One letter-to-the-editor writer here said controls were needed because some people choose to rent. They don’t want the stress of a mortgage, insurance, repairs, utilities and so on that go with home owning.

OK. But why, then, do landlords have an obligation to subsidize that choice?

That is what rent controls are — a subsidy extracted from landlords by government in favour of tenants.

Another renter, quoted elsewhere said, “They should institute rent control. I’ve been saving for a house and now can’t afford the mortgage payments because of the way things are.”

But why, suddenly, should it be your landlord’s obligation to mitigate the effects on you of the current hot housing market?

Back when all electricity in Alberta was pooled, those of us who lived in built-up areas of the province used to pay a monthly charge above and beyond the cost of our power to help keep the cost low in rural and remote areas.

Why? Did they have to add a little onto their monthly mortgage payments to compensate big-city Albertans for higher house prices? Of course not.

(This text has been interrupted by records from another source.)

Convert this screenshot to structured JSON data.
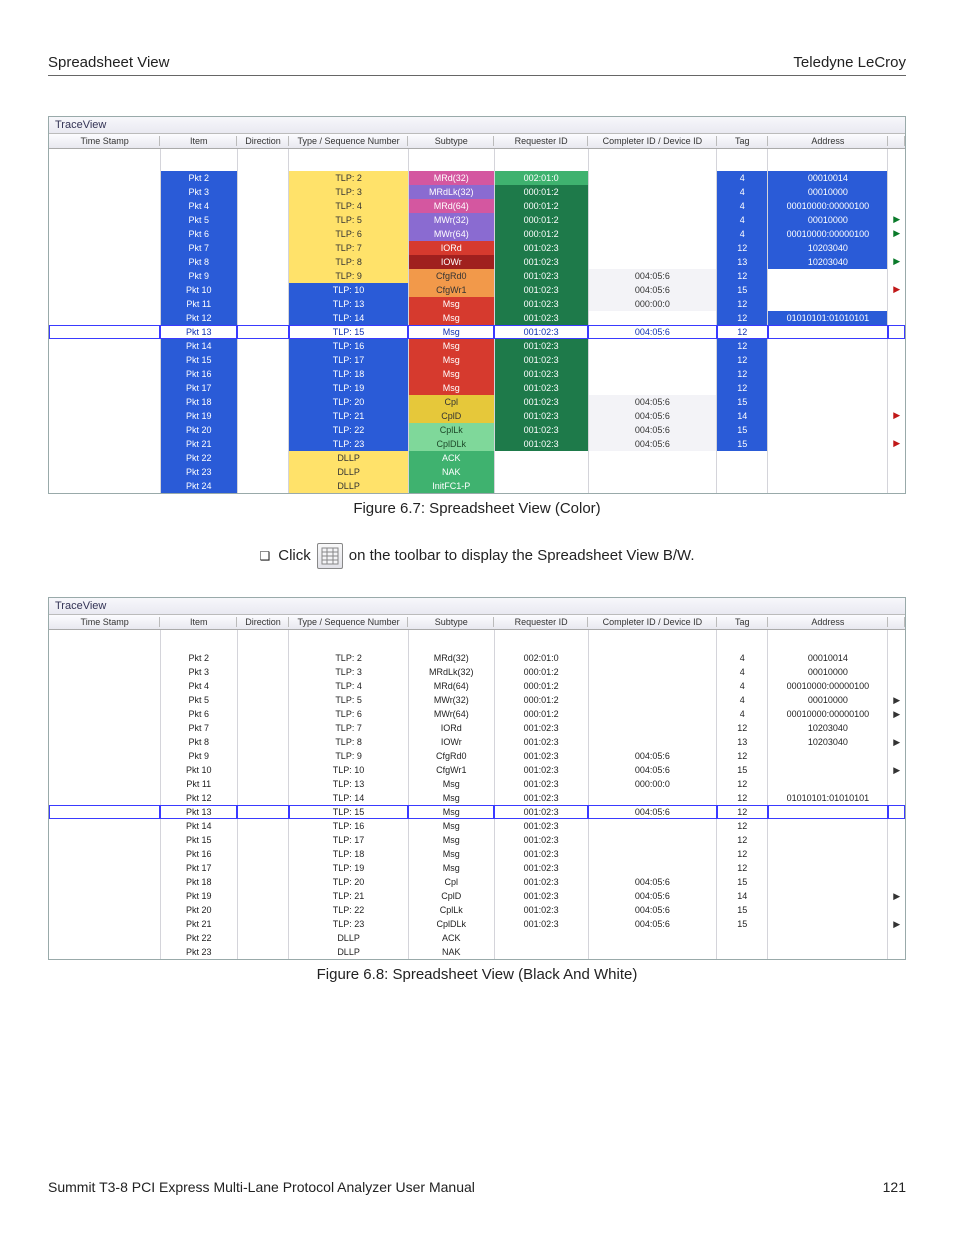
{
  "header": {
    "left": "Spreadsheet View",
    "right": "Teledyne LeCroy"
  },
  "panelTitle": "TraceView",
  "columns": [
    "Time Stamp",
    "Item",
    "Direction",
    "Type / Sequence Number",
    "Subtype",
    "Requester ID",
    "Completer ID / Device ID",
    "Tag",
    "Address",
    ""
  ],
  "caption1": "Figure 6.7:  Spreadsheet View (Color)",
  "instruction": {
    "pre": "Click",
    "post": "on the toolbar to display the Spreadsheet View B/W."
  },
  "caption2": "Figure 6.8:  Spreadsheet View (Black And White)",
  "footer": {
    "left": "Summit T3-8 PCI Express Multi-Lane Protocol Analyzer User Manual",
    "right": "121"
  },
  "colorMap": {
    "blue": {
      "bg": "#2a5bd7",
      "fg": "#ffffff"
    },
    "yellow": {
      "bg": "#ffe26a",
      "fg": "#333333"
    },
    "magenta": {
      "bg": "#d457a0",
      "fg": "#ffffff"
    },
    "violet": {
      "bg": "#8a6bd1",
      "fg": "#ffffff"
    },
    "green": {
      "bg": "#3fb26f",
      "fg": "#ffffff"
    },
    "dgreen": {
      "bg": "#1e7a4a",
      "fg": "#ffffff"
    },
    "lgreen": {
      "bg": "#7fd89a",
      "fg": "#1e4a2a"
    },
    "red": {
      "bg": "#d63a2e",
      "fg": "#ffffff"
    },
    "dred": {
      "bg": "#a0201e",
      "fg": "#ffffff"
    },
    "orange": {
      "bg": "#f2994a",
      "fg": "#333333"
    },
    "gold": {
      "bg": "#e6c83a",
      "fg": "#333333"
    },
    "pale": {
      "bg": "#f3f3f7",
      "fg": "#333333"
    },
    "selbg": {
      "bg": "#ffffff",
      "fg": "#1030b0"
    }
  },
  "rows": [
    {
      "item": "Pkt 2",
      "type": "TLP: 2",
      "sub": "MRd(32)",
      "req": "002:01:0",
      "comp": "",
      "tag": "4",
      "addr": "00010014",
      "arrow": "",
      "c": {
        "item": "blue",
        "type": "yellow",
        "sub": "magenta",
        "req": "green",
        "tag": "blue",
        "addr": "blue"
      }
    },
    {
      "item": "Pkt 3",
      "type": "TLP: 3",
      "sub": "MRdLk(32)",
      "req": "000:01:2",
      "comp": "",
      "tag": "4",
      "addr": "00010000",
      "arrow": "",
      "c": {
        "item": "blue",
        "type": "yellow",
        "sub": "violet",
        "req": "dgreen",
        "tag": "blue",
        "addr": "blue"
      }
    },
    {
      "item": "Pkt 4",
      "type": "TLP: 4",
      "sub": "MRd(64)",
      "req": "000:01:2",
      "comp": "",
      "tag": "4",
      "addr": "00010000:00000100",
      "arrow": "",
      "c": {
        "item": "blue",
        "type": "yellow",
        "sub": "magenta",
        "req": "dgreen",
        "tag": "blue",
        "addr": "blue"
      }
    },
    {
      "item": "Pkt 5",
      "type": "TLP: 5",
      "sub": "MWr(32)",
      "req": "000:01:2",
      "comp": "",
      "tag": "4",
      "addr": "00010000",
      "arrow": "tri",
      "c": {
        "item": "blue",
        "type": "yellow",
        "sub": "violet",
        "req": "dgreen",
        "tag": "blue",
        "addr": "blue"
      }
    },
    {
      "item": "Pkt 6",
      "type": "TLP: 6",
      "sub": "MWr(64)",
      "req": "000:01:2",
      "comp": "",
      "tag": "4",
      "addr": "00010000:00000100",
      "arrow": "tri",
      "c": {
        "item": "blue",
        "type": "yellow",
        "sub": "violet",
        "req": "dgreen",
        "tag": "blue",
        "addr": "blue"
      }
    },
    {
      "item": "Pkt 7",
      "type": "TLP: 7",
      "sub": "IORd",
      "req": "001:02:3",
      "comp": "",
      "tag": "12",
      "addr": "10203040",
      "arrow": "",
      "c": {
        "item": "blue",
        "type": "yellow",
        "sub": "red",
        "req": "dgreen",
        "tag": "blue",
        "addr": "blue"
      }
    },
    {
      "item": "Pkt 8",
      "type": "TLP: 8",
      "sub": "IOWr",
      "req": "001:02:3",
      "comp": "",
      "tag": "13",
      "addr": "10203040",
      "arrow": "tri",
      "c": {
        "item": "blue",
        "type": "yellow",
        "sub": "dred",
        "req": "dgreen",
        "tag": "blue",
        "addr": "blue"
      }
    },
    {
      "item": "Pkt 9",
      "type": "TLP: 9",
      "sub": "CfgRd0",
      "req": "001:02:3",
      "comp": "004:05:6",
      "tag": "12",
      "addr": "",
      "arrow": "",
      "c": {
        "item": "blue",
        "type": "yellow",
        "sub": "orange",
        "req": "dgreen",
        "comp": "pale",
        "tag": "blue"
      }
    },
    {
      "item": "Pkt 10",
      "type": "TLP: 10",
      "sub": "CfgWr1",
      "req": "001:02:3",
      "comp": "004:05:6",
      "tag": "15",
      "addr": "",
      "arrow": "tri-red",
      "c": {
        "item": "blue",
        "type": "blue",
        "sub": "orange",
        "req": "dgreen",
        "comp": "pale",
        "tag": "blue"
      }
    },
    {
      "item": "Pkt 11",
      "type": "TLP: 13",
      "sub": "Msg",
      "req": "001:02:3",
      "comp": "000:00:0",
      "tag": "12",
      "addr": "",
      "arrow": "",
      "c": {
        "item": "blue",
        "type": "blue",
        "sub": "red",
        "req": "dgreen",
        "comp": "pale",
        "tag": "blue"
      }
    },
    {
      "item": "Pkt 12",
      "type": "TLP: 14",
      "sub": "Msg",
      "req": "001:02:3",
      "comp": "",
      "tag": "12",
      "addr": "01010101:01010101",
      "arrow": "",
      "c": {
        "item": "blue",
        "type": "blue",
        "sub": "red",
        "req": "dgreen",
        "tag": "blue",
        "addr": "blue"
      }
    },
    {
      "sel": true,
      "item": "Pkt 13",
      "type": "TLP: 15",
      "sub": "Msg",
      "req": "001:02:3",
      "comp": "004:05:6",
      "tag": "12",
      "addr": "",
      "arrow": "",
      "c": {
        "item": "selbg",
        "type": "selbg",
        "sub": "selbg",
        "req": "selbg",
        "comp": "selbg",
        "tag": "selbg"
      }
    },
    {
      "item": "Pkt 14",
      "type": "TLP: 16",
      "sub": "Msg",
      "req": "001:02:3",
      "comp": "",
      "tag": "12",
      "addr": "",
      "arrow": "",
      "c": {
        "item": "blue",
        "type": "blue",
        "sub": "red",
        "req": "dgreen",
        "tag": "blue"
      }
    },
    {
      "item": "Pkt 15",
      "type": "TLP: 17",
      "sub": "Msg",
      "req": "001:02:3",
      "comp": "",
      "tag": "12",
      "addr": "",
      "arrow": "",
      "c": {
        "item": "blue",
        "type": "blue",
        "sub": "red",
        "req": "dgreen",
        "tag": "blue"
      }
    },
    {
      "item": "Pkt 16",
      "type": "TLP: 18",
      "sub": "Msg",
      "req": "001:02:3",
      "comp": "",
      "tag": "12",
      "addr": "",
      "arrow": "",
      "c": {
        "item": "blue",
        "type": "blue",
        "sub": "red",
        "req": "dgreen",
        "tag": "blue"
      }
    },
    {
      "item": "Pkt 17",
      "type": "TLP: 19",
      "sub": "Msg",
      "req": "001:02:3",
      "comp": "",
      "tag": "12",
      "addr": "",
      "arrow": "",
      "c": {
        "item": "blue",
        "type": "blue",
        "sub": "red",
        "req": "dgreen",
        "tag": "blue"
      }
    },
    {
      "item": "Pkt 18",
      "type": "TLP: 20",
      "sub": "Cpl",
      "req": "001:02:3",
      "comp": "004:05:6",
      "tag": "15",
      "addr": "",
      "arrow": "",
      "c": {
        "item": "blue",
        "type": "blue",
        "sub": "gold",
        "req": "dgreen",
        "comp": "pale",
        "tag": "blue"
      }
    },
    {
      "item": "Pkt 19",
      "type": "TLP: 21",
      "sub": "CplD",
      "req": "001:02:3",
      "comp": "004:05:6",
      "tag": "14",
      "addr": "",
      "arrow": "tri-red",
      "c": {
        "item": "blue",
        "type": "blue",
        "sub": "gold",
        "req": "dgreen",
        "comp": "pale",
        "tag": "blue"
      }
    },
    {
      "item": "Pkt 20",
      "type": "TLP: 22",
      "sub": "CplLk",
      "req": "001:02:3",
      "comp": "004:05:6",
      "tag": "15",
      "addr": "",
      "arrow": "",
      "c": {
        "item": "blue",
        "type": "blue",
        "sub": "lgreen",
        "req": "dgreen",
        "comp": "pale",
        "tag": "blue"
      }
    },
    {
      "item": "Pkt 21",
      "type": "TLP: 23",
      "sub": "CplDLk",
      "req": "001:02:3",
      "comp": "004:05:6",
      "tag": "15",
      "addr": "",
      "arrow": "tri-red",
      "c": {
        "item": "blue",
        "type": "blue",
        "sub": "lgreen",
        "req": "dgreen",
        "comp": "pale",
        "tag": "blue"
      }
    },
    {
      "item": "Pkt 22",
      "type": "DLLP",
      "sub": "ACK",
      "req": "",
      "comp": "",
      "tag": "",
      "addr": "",
      "arrow": "",
      "c": {
        "item": "blue",
        "type": "yellow",
        "sub": "green"
      }
    },
    {
      "item": "Pkt 23",
      "type": "DLLP",
      "sub": "NAK",
      "req": "",
      "comp": "",
      "tag": "",
      "addr": "",
      "arrow": "",
      "c": {
        "item": "blue",
        "type": "yellow",
        "sub": "green"
      }
    },
    {
      "item": "Pkt 24",
      "type": "DLLP",
      "sub": "InitFC1-P",
      "req": "",
      "comp": "",
      "tag": "",
      "addr": "",
      "arrow": "",
      "c": {
        "item": "blue",
        "type": "yellow",
        "sub": "green"
      }
    }
  ],
  "rowsBW": [
    {
      "item": "Pkt 2",
      "type": "TLP: 2",
      "sub": "MRd(32)",
      "req": "002:01:0",
      "comp": "",
      "tag": "4",
      "addr": "00010014",
      "arrow": ""
    },
    {
      "item": "Pkt 3",
      "type": "TLP: 3",
      "sub": "MRdLk(32)",
      "req": "000:01:2",
      "comp": "",
      "tag": "4",
      "addr": "00010000",
      "arrow": ""
    },
    {
      "item": "Pkt 4",
      "type": "TLP: 4",
      "sub": "MRd(64)",
      "req": "000:01:2",
      "comp": "",
      "tag": "4",
      "addr": "00010000:00000100",
      "arrow": ""
    },
    {
      "item": "Pkt 5",
      "type": "TLP: 5",
      "sub": "MWr(32)",
      "req": "000:01:2",
      "comp": "",
      "tag": "4",
      "addr": "00010000",
      "arrow": "line"
    },
    {
      "item": "Pkt 6",
      "type": "TLP: 6",
      "sub": "MWr(64)",
      "req": "000:01:2",
      "comp": "",
      "tag": "4",
      "addr": "00010000:00000100",
      "arrow": "line"
    },
    {
      "item": "Pkt 7",
      "type": "TLP: 7",
      "sub": "IORd",
      "req": "001:02:3",
      "comp": "",
      "tag": "12",
      "addr": "10203040",
      "arrow": ""
    },
    {
      "item": "Pkt 8",
      "type": "TLP: 8",
      "sub": "IOWr",
      "req": "001:02:3",
      "comp": "",
      "tag": "13",
      "addr": "10203040",
      "arrow": "line"
    },
    {
      "item": "Pkt 9",
      "type": "TLP: 9",
      "sub": "CfgRd0",
      "req": "001:02:3",
      "comp": "004:05:6",
      "tag": "12",
      "addr": "",
      "arrow": ""
    },
    {
      "item": "Pkt 10",
      "type": "TLP: 10",
      "sub": "CfgWr1",
      "req": "001:02:3",
      "comp": "004:05:6",
      "tag": "15",
      "addr": "",
      "arrow": "line"
    },
    {
      "item": "Pkt 11",
      "type": "TLP: 13",
      "sub": "Msg",
      "req": "001:02:3",
      "comp": "000:00:0",
      "tag": "12",
      "addr": "",
      "arrow": ""
    },
    {
      "item": "Pkt 12",
      "type": "TLP: 14",
      "sub": "Msg",
      "req": "001:02:3",
      "comp": "",
      "tag": "12",
      "addr": "01010101:01010101",
      "arrow": ""
    },
    {
      "sel": true,
      "item": "Pkt 13",
      "type": "TLP: 15",
      "sub": "Msg",
      "req": "001:02:3",
      "comp": "004:05:6",
      "tag": "12",
      "addr": "",
      "arrow": ""
    },
    {
      "item": "Pkt 14",
      "type": "TLP: 16",
      "sub": "Msg",
      "req": "001:02:3",
      "comp": "",
      "tag": "12",
      "addr": "",
      "arrow": ""
    },
    {
      "item": "Pkt 15",
      "type": "TLP: 17",
      "sub": "Msg",
      "req": "001:02:3",
      "comp": "",
      "tag": "12",
      "addr": "",
      "arrow": ""
    },
    {
      "item": "Pkt 16",
      "type": "TLP: 18",
      "sub": "Msg",
      "req": "001:02:3",
      "comp": "",
      "tag": "12",
      "addr": "",
      "arrow": ""
    },
    {
      "item": "Pkt 17",
      "type": "TLP: 19",
      "sub": "Msg",
      "req": "001:02:3",
      "comp": "",
      "tag": "12",
      "addr": "",
      "arrow": ""
    },
    {
      "item": "Pkt 18",
      "type": "TLP: 20",
      "sub": "Cpl",
      "req": "001:02:3",
      "comp": "004:05:6",
      "tag": "15",
      "addr": "",
      "arrow": ""
    },
    {
      "item": "Pkt 19",
      "type": "TLP: 21",
      "sub": "CplD",
      "req": "001:02:3",
      "comp": "004:05:6",
      "tag": "14",
      "addr": "",
      "arrow": "line"
    },
    {
      "item": "Pkt 20",
      "type": "TLP: 22",
      "sub": "CplLk",
      "req": "001:02:3",
      "comp": "004:05:6",
      "tag": "15",
      "addr": "",
      "arrow": ""
    },
    {
      "item": "Pkt 21",
      "type": "TLP: 23",
      "sub": "CplDLk",
      "req": "001:02:3",
      "comp": "004:05:6",
      "tag": "15",
      "addr": "",
      "arrow": "line"
    },
    {
      "item": "Pkt 22",
      "type": "DLLP",
      "sub": "ACK",
      "req": "",
      "comp": "",
      "tag": "",
      "addr": "",
      "arrow": ""
    },
    {
      "item": "Pkt 23",
      "type": "DLLP",
      "sub": "NAK",
      "req": "",
      "comp": "",
      "tag": "",
      "addr": "",
      "arrow": ""
    }
  ]
}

But somehow we get it in our heads from time to time that certain goods and services are not like the others. Rent and health care are two good examples. Because of moral or social attributes we ascribe to them, they can be freed from the laws of economics. We tell ourselves, for instance, we can regulate landlord behaviour to bring hope to those saving to buy a house without also distorting the rental market. Our good intentions are enough.

“I think they should put a stop to rent increases because a lot of people are having a hard time making ends meet,” said a radio interviewee.

Yeah, and I think “they” should put an end to foul-weather long weekends so we soccer parents don’t have to freeze our buns off on tournament sidelines.

But wishing can’t make it so.

Give new rental properties a property-tax holiday for five or 10 years.

Streamline zoning laws to permit more basement or “secondary” suites. Remove some of the myriad construction regulations on new apartments. There are plenty of ways to encourage a growth in the supply of units (and thereby lower rents), without resorting to rent controls.

But also remember who opened this can of worms. Not the Liberal opposition or the New Democrats or the Friends of Renticare. It was our own Premier Ed Stelmach, whose simplistic populism continually lands him in trouble.